The DoD can be estimated by measuring the battery bank voltage, but the difference between a fully charged battery and one that needs charging is only 0.5 volts, so a digital voltmeter is essential. An analogue or moving coil voltmeter cannot give such accurate readings.

At a DoD of 50% their voltage should be 12.2 volts, but this is with no loads. At only 25% DoD it will be about 12.5+ volts. Different brands maybe different and the age of the batteries may also have slightly different voltages to their published values.

The most important point here that often confuses even the professional is that these voltages are 'open circuit' voltages - that is the voltage under 'no load' and 'no charge' conditions. This is difficult to achieve as there is always something drawing a current or maybe some charging from solar. If you have solar that is difficult to disconnect then the 'No charge' will only occur at night.

This ‘no load' voltage state is also defined as the voltage when the battery has been allowed to 'rest' with no discharge or charge for several hours, depending on the battery type. It is difficult on a boat to disconnect all loads for two hours - so disconnect just one of the batteries.

To achieve this 50% 'no load' voltage of 12.2v you may have to let the batteries go down to about 12.05v, with a current draw of about 5 amps, The safest way to isolate just one battery is by lifting the EARTH lug. Having positive cables floating around a boat is not a good idea! Leave this isolated battery for two hours and see what the open-circuit voltage of this disconnected battery comes back up to. If it's up to 12.2v then at 12.05v, with a discharge current of 5 amps, your bank was at 50% SoC. Try this at different discharge currents to determine what voltage the batteries can fall to before they reach 50% DoD.

Reconnect the battery to the bank and next time you do this test disconnect a different battery.

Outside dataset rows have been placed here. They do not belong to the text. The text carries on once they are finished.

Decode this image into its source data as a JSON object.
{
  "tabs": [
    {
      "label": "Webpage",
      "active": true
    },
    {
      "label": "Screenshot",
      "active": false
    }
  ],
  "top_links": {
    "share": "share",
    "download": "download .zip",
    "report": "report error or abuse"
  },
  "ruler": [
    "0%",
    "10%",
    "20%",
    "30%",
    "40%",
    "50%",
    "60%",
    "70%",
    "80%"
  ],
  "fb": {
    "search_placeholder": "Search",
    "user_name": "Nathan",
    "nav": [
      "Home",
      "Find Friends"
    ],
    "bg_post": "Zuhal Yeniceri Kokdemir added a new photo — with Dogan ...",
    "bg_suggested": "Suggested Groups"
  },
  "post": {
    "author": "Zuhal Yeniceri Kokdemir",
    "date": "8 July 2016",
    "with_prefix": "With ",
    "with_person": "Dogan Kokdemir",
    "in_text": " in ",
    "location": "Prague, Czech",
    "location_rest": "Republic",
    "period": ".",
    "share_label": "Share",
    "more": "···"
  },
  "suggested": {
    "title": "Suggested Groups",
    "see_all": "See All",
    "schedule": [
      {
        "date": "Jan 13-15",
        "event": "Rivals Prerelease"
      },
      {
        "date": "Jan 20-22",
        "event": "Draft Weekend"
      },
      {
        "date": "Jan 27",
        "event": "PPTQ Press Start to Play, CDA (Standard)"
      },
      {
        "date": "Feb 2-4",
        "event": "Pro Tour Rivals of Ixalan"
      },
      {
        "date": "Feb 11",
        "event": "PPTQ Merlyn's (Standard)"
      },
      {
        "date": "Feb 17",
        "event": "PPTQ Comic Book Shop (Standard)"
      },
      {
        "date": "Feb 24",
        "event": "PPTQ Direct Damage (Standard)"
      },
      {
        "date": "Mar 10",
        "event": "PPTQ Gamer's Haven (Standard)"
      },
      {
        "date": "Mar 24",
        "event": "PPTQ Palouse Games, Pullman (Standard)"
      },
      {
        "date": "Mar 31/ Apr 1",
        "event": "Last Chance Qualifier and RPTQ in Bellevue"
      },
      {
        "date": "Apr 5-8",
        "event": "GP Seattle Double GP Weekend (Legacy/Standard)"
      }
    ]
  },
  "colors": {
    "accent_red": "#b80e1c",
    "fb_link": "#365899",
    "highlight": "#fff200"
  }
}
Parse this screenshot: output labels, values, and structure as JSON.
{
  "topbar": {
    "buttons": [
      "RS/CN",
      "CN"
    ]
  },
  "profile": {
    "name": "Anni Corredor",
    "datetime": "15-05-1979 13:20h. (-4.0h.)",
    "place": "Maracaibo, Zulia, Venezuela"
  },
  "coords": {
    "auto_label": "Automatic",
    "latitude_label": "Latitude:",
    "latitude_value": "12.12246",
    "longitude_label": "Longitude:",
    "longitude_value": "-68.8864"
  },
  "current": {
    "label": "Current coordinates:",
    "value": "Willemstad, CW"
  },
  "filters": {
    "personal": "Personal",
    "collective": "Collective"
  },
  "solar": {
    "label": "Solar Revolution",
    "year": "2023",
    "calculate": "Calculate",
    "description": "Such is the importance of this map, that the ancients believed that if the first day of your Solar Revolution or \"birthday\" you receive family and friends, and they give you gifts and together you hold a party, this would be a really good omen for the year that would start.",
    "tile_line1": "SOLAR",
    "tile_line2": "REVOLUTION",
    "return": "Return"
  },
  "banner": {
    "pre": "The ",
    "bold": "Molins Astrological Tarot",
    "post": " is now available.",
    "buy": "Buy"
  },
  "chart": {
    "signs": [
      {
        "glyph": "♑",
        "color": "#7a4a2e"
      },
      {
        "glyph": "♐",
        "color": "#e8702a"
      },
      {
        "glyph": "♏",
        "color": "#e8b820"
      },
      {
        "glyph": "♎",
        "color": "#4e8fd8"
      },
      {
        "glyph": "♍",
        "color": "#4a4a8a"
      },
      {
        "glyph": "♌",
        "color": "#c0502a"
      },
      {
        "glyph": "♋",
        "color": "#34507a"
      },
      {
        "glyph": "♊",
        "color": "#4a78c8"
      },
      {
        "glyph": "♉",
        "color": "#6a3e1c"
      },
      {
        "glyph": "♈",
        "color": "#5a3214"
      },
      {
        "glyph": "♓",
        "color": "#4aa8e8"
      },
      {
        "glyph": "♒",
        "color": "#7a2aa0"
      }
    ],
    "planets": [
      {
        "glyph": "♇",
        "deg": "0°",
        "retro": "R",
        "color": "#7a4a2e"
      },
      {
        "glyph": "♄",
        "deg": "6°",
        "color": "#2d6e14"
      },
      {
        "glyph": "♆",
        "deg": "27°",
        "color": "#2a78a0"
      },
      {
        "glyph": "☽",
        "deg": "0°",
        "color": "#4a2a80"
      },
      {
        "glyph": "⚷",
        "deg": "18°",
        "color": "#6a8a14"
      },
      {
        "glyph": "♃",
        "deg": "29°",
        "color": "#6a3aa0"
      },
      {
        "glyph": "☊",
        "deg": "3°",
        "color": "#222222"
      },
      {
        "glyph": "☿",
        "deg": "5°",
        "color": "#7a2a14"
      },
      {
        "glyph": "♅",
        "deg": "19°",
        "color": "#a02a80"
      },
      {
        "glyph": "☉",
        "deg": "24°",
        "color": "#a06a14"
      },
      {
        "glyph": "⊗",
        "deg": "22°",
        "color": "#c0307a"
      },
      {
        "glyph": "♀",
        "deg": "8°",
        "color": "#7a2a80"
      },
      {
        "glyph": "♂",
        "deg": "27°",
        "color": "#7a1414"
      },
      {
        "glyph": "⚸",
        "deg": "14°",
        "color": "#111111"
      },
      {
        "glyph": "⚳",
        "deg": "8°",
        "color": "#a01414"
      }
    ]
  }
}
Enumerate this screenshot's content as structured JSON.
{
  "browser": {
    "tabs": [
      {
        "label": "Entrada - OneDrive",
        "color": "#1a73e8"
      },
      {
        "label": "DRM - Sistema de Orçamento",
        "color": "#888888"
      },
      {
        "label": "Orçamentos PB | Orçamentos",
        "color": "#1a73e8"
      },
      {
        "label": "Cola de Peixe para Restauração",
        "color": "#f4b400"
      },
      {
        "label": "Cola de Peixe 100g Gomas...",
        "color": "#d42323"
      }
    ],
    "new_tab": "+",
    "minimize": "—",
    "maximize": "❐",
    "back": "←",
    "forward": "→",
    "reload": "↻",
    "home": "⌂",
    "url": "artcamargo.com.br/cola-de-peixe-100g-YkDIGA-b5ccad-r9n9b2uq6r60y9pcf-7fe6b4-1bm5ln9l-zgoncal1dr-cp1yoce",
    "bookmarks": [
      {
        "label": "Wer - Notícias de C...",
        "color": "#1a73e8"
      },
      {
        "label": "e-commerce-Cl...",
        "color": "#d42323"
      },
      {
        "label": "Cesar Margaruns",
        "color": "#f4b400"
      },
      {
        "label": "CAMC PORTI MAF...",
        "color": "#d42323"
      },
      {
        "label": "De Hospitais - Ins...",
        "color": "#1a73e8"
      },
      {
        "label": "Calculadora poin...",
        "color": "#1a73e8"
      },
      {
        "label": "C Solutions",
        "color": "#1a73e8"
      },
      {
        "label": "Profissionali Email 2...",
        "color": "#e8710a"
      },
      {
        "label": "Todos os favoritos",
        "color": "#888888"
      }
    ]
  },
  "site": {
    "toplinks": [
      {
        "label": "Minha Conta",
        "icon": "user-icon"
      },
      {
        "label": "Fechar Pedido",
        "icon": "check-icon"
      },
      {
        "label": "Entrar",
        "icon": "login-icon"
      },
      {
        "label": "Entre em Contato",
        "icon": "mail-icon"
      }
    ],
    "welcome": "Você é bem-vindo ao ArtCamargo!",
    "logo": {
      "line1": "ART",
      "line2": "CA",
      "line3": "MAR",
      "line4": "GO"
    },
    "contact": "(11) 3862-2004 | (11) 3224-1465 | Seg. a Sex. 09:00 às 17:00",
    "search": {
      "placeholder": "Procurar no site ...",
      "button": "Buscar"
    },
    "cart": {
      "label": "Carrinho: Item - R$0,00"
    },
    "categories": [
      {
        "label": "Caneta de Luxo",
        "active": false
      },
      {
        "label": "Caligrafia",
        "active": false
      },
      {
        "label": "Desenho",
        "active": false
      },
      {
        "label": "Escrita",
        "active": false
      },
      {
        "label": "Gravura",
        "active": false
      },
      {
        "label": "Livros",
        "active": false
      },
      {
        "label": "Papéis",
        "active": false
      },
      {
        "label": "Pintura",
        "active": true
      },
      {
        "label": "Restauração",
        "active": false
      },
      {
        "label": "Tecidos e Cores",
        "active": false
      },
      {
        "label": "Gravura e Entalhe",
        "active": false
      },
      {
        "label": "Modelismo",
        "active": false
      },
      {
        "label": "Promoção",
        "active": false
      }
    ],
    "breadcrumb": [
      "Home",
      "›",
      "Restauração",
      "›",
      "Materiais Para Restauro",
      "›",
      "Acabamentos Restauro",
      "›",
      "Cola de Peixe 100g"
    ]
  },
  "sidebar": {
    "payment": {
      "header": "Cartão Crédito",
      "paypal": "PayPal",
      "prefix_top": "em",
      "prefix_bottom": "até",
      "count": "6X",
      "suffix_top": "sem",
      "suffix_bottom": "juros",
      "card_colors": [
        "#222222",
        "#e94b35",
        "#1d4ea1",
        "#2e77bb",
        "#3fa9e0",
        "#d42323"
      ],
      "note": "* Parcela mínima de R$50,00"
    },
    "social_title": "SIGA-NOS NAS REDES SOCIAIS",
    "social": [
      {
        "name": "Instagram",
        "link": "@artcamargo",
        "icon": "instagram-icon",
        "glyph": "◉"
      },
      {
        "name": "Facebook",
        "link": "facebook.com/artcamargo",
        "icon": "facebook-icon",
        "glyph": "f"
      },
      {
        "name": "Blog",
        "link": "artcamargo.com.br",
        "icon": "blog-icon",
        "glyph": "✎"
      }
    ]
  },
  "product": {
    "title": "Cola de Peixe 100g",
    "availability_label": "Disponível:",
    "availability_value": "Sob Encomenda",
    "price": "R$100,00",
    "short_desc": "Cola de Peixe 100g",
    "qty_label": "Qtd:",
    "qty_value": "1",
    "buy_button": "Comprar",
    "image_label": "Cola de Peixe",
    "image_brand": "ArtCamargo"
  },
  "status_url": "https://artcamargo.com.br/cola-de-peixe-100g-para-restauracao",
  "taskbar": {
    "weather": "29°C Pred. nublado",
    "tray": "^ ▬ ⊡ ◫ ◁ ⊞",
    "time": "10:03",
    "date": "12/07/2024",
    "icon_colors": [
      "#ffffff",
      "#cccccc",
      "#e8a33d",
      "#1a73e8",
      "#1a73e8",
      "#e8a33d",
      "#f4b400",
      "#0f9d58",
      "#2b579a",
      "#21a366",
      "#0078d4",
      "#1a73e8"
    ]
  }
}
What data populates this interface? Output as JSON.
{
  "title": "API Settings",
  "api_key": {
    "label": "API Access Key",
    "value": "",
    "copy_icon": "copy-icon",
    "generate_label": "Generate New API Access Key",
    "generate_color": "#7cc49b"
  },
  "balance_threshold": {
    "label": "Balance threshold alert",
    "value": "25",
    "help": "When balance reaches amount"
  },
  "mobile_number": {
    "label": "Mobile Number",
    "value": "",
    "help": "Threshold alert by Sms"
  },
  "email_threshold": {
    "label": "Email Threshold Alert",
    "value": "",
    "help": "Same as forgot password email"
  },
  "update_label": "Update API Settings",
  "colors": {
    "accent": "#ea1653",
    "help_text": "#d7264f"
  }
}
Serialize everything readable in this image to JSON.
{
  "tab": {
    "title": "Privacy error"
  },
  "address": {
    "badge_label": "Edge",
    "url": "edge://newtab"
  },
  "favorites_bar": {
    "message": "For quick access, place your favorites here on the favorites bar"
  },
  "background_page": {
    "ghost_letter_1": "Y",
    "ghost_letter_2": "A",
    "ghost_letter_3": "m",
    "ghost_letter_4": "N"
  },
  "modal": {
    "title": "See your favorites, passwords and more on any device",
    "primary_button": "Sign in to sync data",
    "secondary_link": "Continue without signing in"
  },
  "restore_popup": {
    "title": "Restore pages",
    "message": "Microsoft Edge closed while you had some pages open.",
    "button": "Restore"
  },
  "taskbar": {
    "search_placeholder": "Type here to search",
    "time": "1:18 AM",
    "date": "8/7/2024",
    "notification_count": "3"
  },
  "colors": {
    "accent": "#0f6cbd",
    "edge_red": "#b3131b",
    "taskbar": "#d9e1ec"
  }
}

If all batteries are in the same condition then the results should be the same.
sailinglegend is offline   Reply With Quote
Reply

Tags
batteries

Thread Tools Search this Thread
Search this Thread:

Advanced Search
Display Modes Rate This Thread
Rate This Thread:

Posting Rules
You may not post new threads
You may not post replies
You may not post attachments
You may not edit your posts

BB code is On
Smilies are On
[IMG] code is On
HTML code is Off
Trackbacks are Off
Pingbacks are Off
Refbacks are Off


Similar Threads
Thread Thread Starter Forum Replies Last Post
USCG documented my state registered boat, do I need to tell the state? AmericanVagrant Rules of the Road, Regulations & Red Tape 23 21-02-2020 15:07
thomasow' SAR and regulating charge current w/ SoC john61ct Electrical: Batteries, Generators & Solar 47 23-01-2019 11:24
Measuring State of Charge (SOC) at almost full troubles rgleason Electrical: Batteries, Generators & Solar 80 07-07-2018 21:12
Washington State purchase with out-of-state residence cyclepro Dollars & Cents 7 06-06-2011 08:55
State by State Nonresdient Regs Stoney Rules of the Road, Regulations & Red Tape 2 10-06-2008 08:52

Advertise Here


All times are GMT -7. The time now is 23:53.


Google+
Powered by vBulletin® Version 3.8.8 Beta 1
Copyright ©2000 - 2021, vBulletin Solutions, Inc.
Social Knowledge Networks
Powered by vBulletin® Version 3.8.8 Beta 1
Copyright ©2000 - 2021, vBulletin Solutions, Inc.

ShowCase vBulletin Plugins by Drive Thru Online, Inc.